A food allergy is an intolerance to certain food, beverage or food additive. Ingesting these foods could trigger an immune reaction, leading to a wide range of symptoms including hives, inflammation, itchy, blotchy skin, tight chest, and even anaphylactic shock. In some cases, food intolerance is deadly and avoiding triggers are the only way to reduce reactions from certain foods.
Unfortunately, it’s hard to avoid triggers especially if the additives are added to otherwise “safe” foods. So how do you cope with food intolerances? Consider these tips:
The only way to reduce the chances of a food allergy is to completely eliminate allergens from your diet. If you’re allergic to eggs, shun them from your diet. Do not eat foods that contain traces of eggs too. The same thing goes if you are allergic to peanuts or shellfish.
Read Food Labels
Make it a habit of reading the food labels especially if you or a loved one is deathly allergic to certain food additives. By law, US food manufacturers are required to list down additives that could potentially trigger an allergic reaction. These additives are: peanuts, shellfish, crustaceans, tree nuts, fish, milk, wheat, soy, and eggs.
It’s equally important to know the different terms used to name these allergens. For example, scampi or crevettes refer to shellfish while arachis, mandelonas or hydrolyzed vegetable protein, refer to peanuts. If any of these products is listed on canned goods, pass on it.
Cross-contamination occurs when the food you eat is exposed to a food you are allergic to. For example, canned goods that contain traces of allergy triggers can cause an allergic reaction. Manufacturers warn shoppers of cross-contamination by labeling their goods with “may contain peanuts” or “Manufactured on equipment also used for shellfish.” So always watch out for these labels to avoid cross-contamination.
Pay Attention to Food Preparation
It’s harder to avoid food allergies when you eat at a restaurant or food court. Our advice is to be particular about the food you eat. Start by researching how a specific restaurant prepares the food and what you can do to ensure your own safety. Before heading out, call the restaurant and inquire how they deal with people afflicted with severe food allergy. Let them know that you will eat at their restaurant at a certain date and tell the management about your food allergy. Once you confirm your reservation and you arrived at the restaurant, remind your waiter about your food allergy. This sounds like too much work, but this is an effective way to reduce an allergic reaction when you are eating out.

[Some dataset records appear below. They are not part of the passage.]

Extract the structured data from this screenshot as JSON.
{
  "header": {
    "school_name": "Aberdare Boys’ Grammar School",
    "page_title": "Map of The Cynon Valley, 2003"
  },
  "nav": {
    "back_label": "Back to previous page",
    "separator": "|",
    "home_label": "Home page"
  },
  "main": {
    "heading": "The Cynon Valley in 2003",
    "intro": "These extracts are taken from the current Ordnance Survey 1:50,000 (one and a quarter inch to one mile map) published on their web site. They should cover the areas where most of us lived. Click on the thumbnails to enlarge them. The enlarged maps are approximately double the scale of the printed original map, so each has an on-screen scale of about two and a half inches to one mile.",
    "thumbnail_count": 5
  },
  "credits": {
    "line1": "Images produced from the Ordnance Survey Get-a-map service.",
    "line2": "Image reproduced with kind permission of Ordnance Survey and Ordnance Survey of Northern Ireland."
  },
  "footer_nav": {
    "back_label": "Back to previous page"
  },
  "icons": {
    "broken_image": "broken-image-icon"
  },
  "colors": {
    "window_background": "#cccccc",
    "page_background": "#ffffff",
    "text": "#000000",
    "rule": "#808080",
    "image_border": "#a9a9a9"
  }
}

Cleanliness in preparing food is a must if you are severely allergic to certain additives, beverages or food. Make sure the food is prepared the right way so it’s not exposed to contaminants and allergens. For example, wash your hands before and after preparing a meal to ensure your loved one’s food is free from traces of irritants like peanuts or eggs.